Developer Bruce Ratner plans to spend more than $500 million on a new arena for the Brooklyn Nets, making it the most expensive home court in NBA history, sources said. "It will cost about $500 million and change," a source familiar with the project told the Daily News.
That would be more than twice the average cost of the eight NBA arenas built since 1999, and would easily surpass the $375 million Staples Center in Los Angeles.
Ratner lieutenant Bruce Bender neither confirmed nor denied the half-billion-dollar figure. But he noted the arena is being designed by celebrated architect Frank Gehry, and "it's going to be done right." He said Gehry also has been told to explore expanding the arena's capacity, to create more lower-priced seats. The arena, to be built at Atlantic and Flatbush Aves., originally was designed to seat 19,000.
Ratner also has hired a team of consultants to look into selling lucrative naming rights for the arena, Bender said.
The project's $2.5 billion price tag reflects "the complexity of the site," Bender said, hinting at the controversial task ahead of buying the 21-acre swath of land for the proposed complex.
The development also includes 4,500 units of housing, at $1.25 billion, and 2.4 million square feet of office and retail space at $750 million.

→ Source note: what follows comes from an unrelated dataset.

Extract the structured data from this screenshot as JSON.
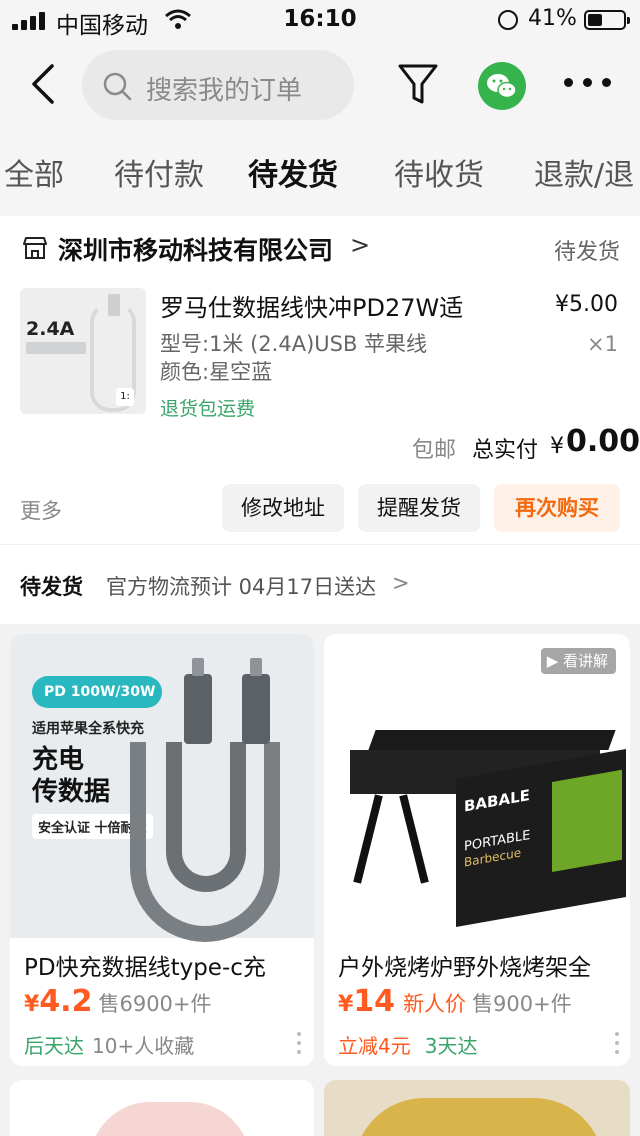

Ratner faces stiff opposition from locals, including more than 160 homeowners who would have to be moved to make way for the development. They have hired ex-New York Civil Liberties Union head Norman Siegel to fight efforts by the state to condemn their property.
Although Ratner has said the project will be financed primarily with private funds, Bender noted the city will have to ante up an estimated $150 million for improving roads, sewers and utilities.
The developer's company, Forest City Ratner, also expects a cut of the city and state tax revenues generated by the team's move from New Jersey, the source said.
"That allows [Ratner] to finance about $400 million to $500 million," the source said.
I live 5 blocks from the proposed site and the neighborhood has changed alot in the last 10 years. It has been undergoing gentrifacation to the south in Park Slope since about 1990. The entire 5th Avenue stretch running down from Flatbush has also come on in the last few years. But the entire downtown Brooklyn area has remained relatively funky. Brooklyn really needs something new in the downtown area to help revitalize it. The Marriott and the brand new subway/LIRR hub are great starts, but half-assed efforts like Metro Tech are feeble at best. If he can make this happen with private money it would be great, but if not, let Ratner take a tour of the public schools in the area and then let him say the Nets are more deserving.
"Well, you can't involve friendship with business. It has to be one or the other. It's either business or friendship, or hit the bricks!" --Life Lessons from "The Tao of Bobby the Brain Heenan" Uncensored 2000 preview
"As long as the check don't bounce, I guess he's okay with it!" --Former All Pro Giants LB Harry Carson on Bill Parcells joining the hated rival Dallas Cowboys
No, James is not representative of all the players his age. If there were an age limit, however, he would be unfairly out of the NBA. If kids don't have fundamental skills, don't draft them. If they can't play on the NBA level, don't draft them.